Exercise objective:
Filter the listing below down to the lines containing the word "header".

⁂

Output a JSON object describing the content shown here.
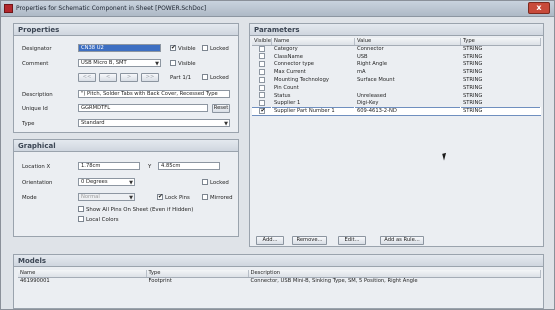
{
  "window": {
    "title": "Properties for Schematic Component in Sheet [POWER.SchDoc]",
    "close_glyph": "x"
  },
  "properties": {
    "header": "Properties",
    "designator_label": "Designator",
    "designator_value": "CN38 U2",
    "visible_label": "Visible",
    "locked_label": "Locked",
    "comment_label": "Comment",
    "comment_value": "USB Micro B, SMT",
    "part_label": "Part 1/1",
    "nav_buttons": [
      "<<",
      "<",
      ">",
      ">>"
    ],
    "description_label": "Description",
    "description_value": "\") Pitch, Solder Tabs with Back Cover, Recessed Type",
    "unique_id_label": "Unique Id",
    "unique_id_value": "GGRMDTFL",
    "reset_label": "Reset",
    "type_label": "Type",
    "type_value": "Standard"
  },
  "graphical": {
    "header": "Graphical",
    "location_label": "Location  X",
    "x_value": "1.78cm",
    "y_label": "Y",
    "y_value": "4.85cm",
    "orientation_label": "Orientation",
    "orientation_value": "0 Degrees",
    "locked_label": "Locked",
    "mode_label": "Mode",
    "mode_value": "Normal",
    "lock_pins_label": "Lock Pins",
    "mirrored_label": "Mirrored",
    "show_all_pins_label": "Show All Pins On Sheet (Even if Hidden)",
    "local_colors_label": "Local Colors"
  },
  "parameters": {
    "header": "Parameters",
    "columns": [
      "Visible",
      "Name",
      "Value",
      "Type"
    ],
    "rows": [
      {
        "visible": false,
        "name": "Category",
        "value": "Connector",
        "type": "STRING"
      },
      {
        "visible": false,
        "name": "ClassName",
        "value": "USB",
        "type": "STRING"
      },
      {
        "visible": false,
        "name": "Connector type",
        "value": "Right Angle",
        "type": "STRING"
      },
      {
        "visible": false,
        "name": "Max Current",
        "value": "mA",
        "type": "STRING"
      },
      {
        "visible": false,
        "name": "Mounting Technology",
        "value": "Surface Mount",
        "type": "STRING"
      },
      {
        "visible": false,
        "name": "Pin Count",
        "value": "",
        "type": "STRING"
      },
      {
        "visible": false,
        "name": "Status",
        "value": "Unreleased",
        "type": "STRING"
      },
      {
        "visible": false,
        "name": "Supplier 1",
        "value": "Digi-Key",
        "type": "STRING"
      },
      {
        "visible": true,
        "name": "Supplier Part Number 1",
        "value": "609-4613-2-ND",
        "type": "STRING"
      }
    ],
    "buttons": [
      "Add...",
      "Remove...",
      "Edit...",
      "Add as Rule..."
    ]
  },
  "models": {
    "header": "Models",
    "columns": [
      "Name",
      "Type",
      "Description"
    ],
    "rows": [
      {
        "name": "461990001",
        "type": "Footprint",
        "description": "Connector, USB Mini-B, Sinking Type, SM, 5 Position, Right Angle"
      }
    ]
  }
}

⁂

Written solution:
    "header": "Properties",
    "header": "Graphical",
    "header": "Parameters",
    "header": "Models",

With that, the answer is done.